Ontario’s power system is “exactly like Walmart” Bob Chiarelli says
Anyone reading an excerpt from the November 18, 2014 Standing Committee on Estimates text of Energy Minister Bob Chiarelli might have trouble discerning what his message was. And, specifically, what his answer had to do with MPP Randy Hillier‘s question on whether Ontario loses money exporting surplus electricity.
Chiarelli had danced around the question, claiming Ontario needed “surplus generation,” but Hillier kept hounding him and finally, Chiarelli responded.
Mr. Randy Hillier: “Listen, I understand that we want to have a margin of surplus.
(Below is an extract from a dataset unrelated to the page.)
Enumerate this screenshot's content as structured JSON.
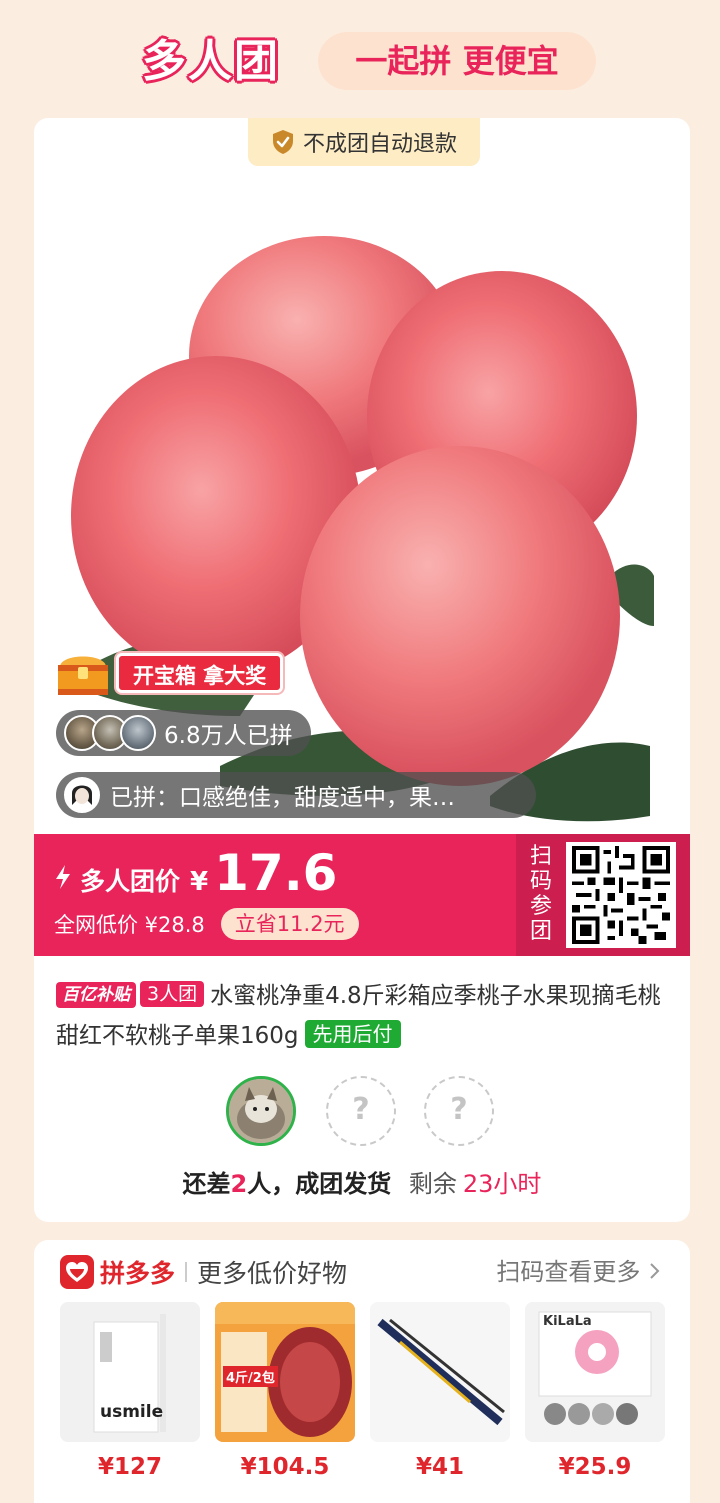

We all can understand that, because you don’t know specifically and exactly how much is going to be needed at any particular point in time. But let’s get back to the question. What are our estimated losses—do you have an estimate—for this year and next year, cumulatively, in our losses of trades?”
Hon. Bob Chiarelli: “Can I ask you to give me 30 seconds without interruption? Just a few seconds, okay?”
Mr. Randy Hillier: “Well, if you can answer the question—60 seconds.”
Hon. Bob Chiarelli: “Walmart buys snow blowers. They expect to sell X number of snow blowers in a winter. At the end of the winter, if they haven’t sold those snow blowers, they sell them at a discount. They’re selling them for less than their costs. That’s part of doing business.
The electricity system is exactly the same as Walmart. Why do they have sales? Why do they sell a product that is worth X number of dollars in November for less when they’re selling it in March or April? Why do they do it? They’re giving it away. They’re losing money. How much have they lost?”
Walmart. Ontario’s electricity system is “exactly the same” as Walmart.
Here’s what the Ontario Auditor General’s report for 2011 said about what Ontario lost by exporting electricity surpluses.
“Based on our analysis of net exports and pricing data from the IESO, we estimated that from 2005 to the end of our audit in 2011, Ontario received $1.8 billion less for its electricity exports than what it actually cost electricity ratepayers of Ontario.”
The losses highlighted in the AG’s report are related to the creation of the Global Adjustment or GA. The buyers of our surplus electricity only pay the HOEP (hourly Ontario electricity price) and Ontario’s consumers pick up the difference between the contracted price for generation and the HOEP. It was that difference, the GA, that the AG’s report highlighted.
Ontario has seen three more years of generation since that report and each one has meant increasing costs to Ontario’s electricity consumers. For 2012, IESO reported our exports were 14.6 terawatt hours (TWh) and generated an average price of $24.1 million/TWh, but the costs to Ontario’s consumers for that generation included the GA which was an additional $49.6 million/TWh—that resulted in a cost of $724 million. 2013 was worse: Ontario exported 18.3 TWh generating $26.5 million/TWh with the GA cost at $59.0 million/TWh for a cost of $1.007 billion. 2014 was slightly worse again, with exports of 19.1 TWh generating $36.0 million/TWh, costing ratepayers $53.5 million/TWh for the GA, creating a loss of $1.022 billion.
So, those three years cost ratepayers $2.75 billion for the 52 TWh (11.3% of total generation of 459.8 TWh) of exported power we didn’t need, bringing losses since creation of the GA to $4.550 billion.
Ontario’s ratepayers might be much better off if Walmart really was running the electricity system in Ontario. At least Walmart isn’t continually running at a loss.
©Parker Gallant January 21, 2015